When most people think of government documents, they think of boring, hard-to-read reports that go on for pages and pages. So you might think the American State Papers, 1789-1838 and the U.S. Congressional Serial Set, 1817-1994 are nothing to get excited about. In actuality, however, these sets both contain a wealth of information and images that are both interesting and informative.
The American State Papers, 1789-1838 contain legislative and executive documents from the first fourteen U.S. Congresses. Reports, documents, and journals of the 15th through 103rd Congresses are available in the U.S. Congressional Serial Set, 1817-1994. These materials cover more than just American government history – they also include fascinating glimpses of American and world history on a variety of subjects, such as botany, ethnography, travel, natural history, and lots more.
Pictures and maps are scanned from original prints; documents are now scanned from original prints as well (previously they were scanned from microfilm). In addition to the usual search parameters, the search interface allows for searching by bill or resolution number and congress number. You can also browse by subject, type of publication, personal name, act name, geographic name, and standing committee name.

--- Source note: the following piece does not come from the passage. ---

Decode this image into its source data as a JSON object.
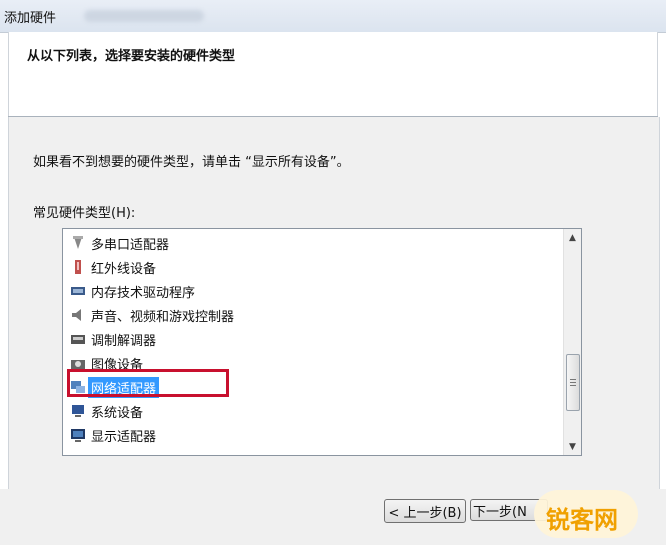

Researchers can export information to RefWorks and create their own personal collections on the database.
Below are just a few examples of research topics using materials from these sets.
Around the World in 80 Documents: 19th-Century Publications on Europe, Africa and Asia in the U.S. Congressional Serial Set by Steve Daniel, Senior Editorial Consultant, Readex
Resolving a Stolen Past: The General Allotment Act, Individual Indian Money Accounts, and the U.S. Congressional Serial Set by Charles D. Bernholz, Professor and Government Documents Librarian, University of Nebraska-Lincoln
Promoting Silkworms: Using Electronic Texts and Digital Images for a Historical Exhibition by Dana Dauterman Ricciardi, Curator, Framingham Historical Society and Museum
Transcontinental Railroad Construction and Chinese Laborers in the U.S. Congressional Serial Set by Suping Lu, Professor and Liaison Librarian, University of Nebraska-Lincoln
Take a look and see what interesting things you can discover!